Brake fluid provides hydraulic pressure to actuate your brake system’s pistons and provide braking. Here’s why, how, and when to perform a brake fluid change.
HOW IT WORK
Brake fluid conducts the hydraulic pressure that stops the vehicle. This “incompressible” fluid operates in a high-pressure, hot environment—100 to 200 degrees at normal operating conditions. Ever “smelled” your brakes on a long, steep downhill drive? If so, you may have been looking at closer to 550 degrees.

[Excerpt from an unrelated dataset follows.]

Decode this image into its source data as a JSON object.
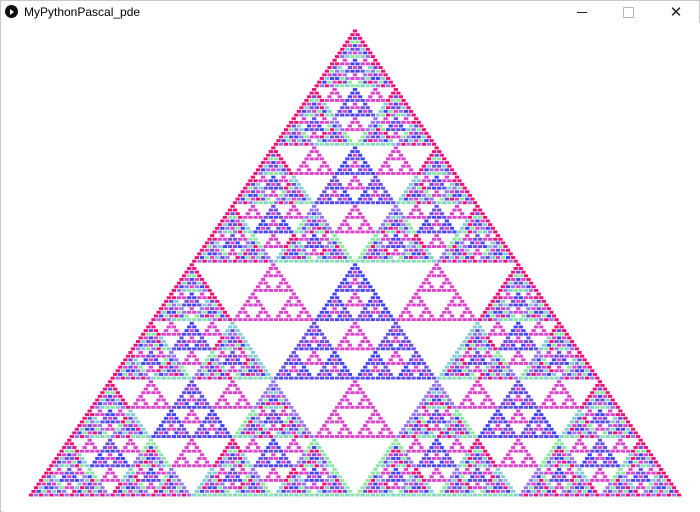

Brake fluid has a high boiling point, as boiling would transform the fluid into a gas and could lead to brake fade or failure. Unfortunately, brake fluid is hygroscopic, meaning it attracts and absorbs water from the atmosphere. Water in brake fluid will boil at a much lower temperature and can corrode brake components.
When to perform a brake fluid change
Change brake fluid if the pedal feels “spongy,” or if the brake lines are ever opened up during service. Examine the brake fluid—it should be yellowish and translucent. If it looks dirty or contaminated, it’s probably due for a change.
Avoid brake fade caused by contaminated brake fluid. Don’t regularly open the reservoir to check the brake fluid level. Doing so introduces air and moisture into the system. The clear reservoir has MAX and MIN lines for monitoring fluid levels without removing the cap. Never add brake fluid from a previously opened container.
About brake fluid types
Brake fluid is available in different types, specified as DOT 3, 4, 5, and 5.1. In general, the differences between the types are related to the fluid’s viscosity and boiling points. Braking generates a lot of heat—heat that’s transferred to brake fluid. Boiling points are important because if your brake fluid boils during extreme braking, air will be introduced into the system and brake failure will result. A good rule of thumb is to follow the vehicle manufacturer recommendations for which brake fluid to use, and know that brake fluids aren’t generally interchangeable, particularly DOT 5 which is silicone-based while the others are glycol-based.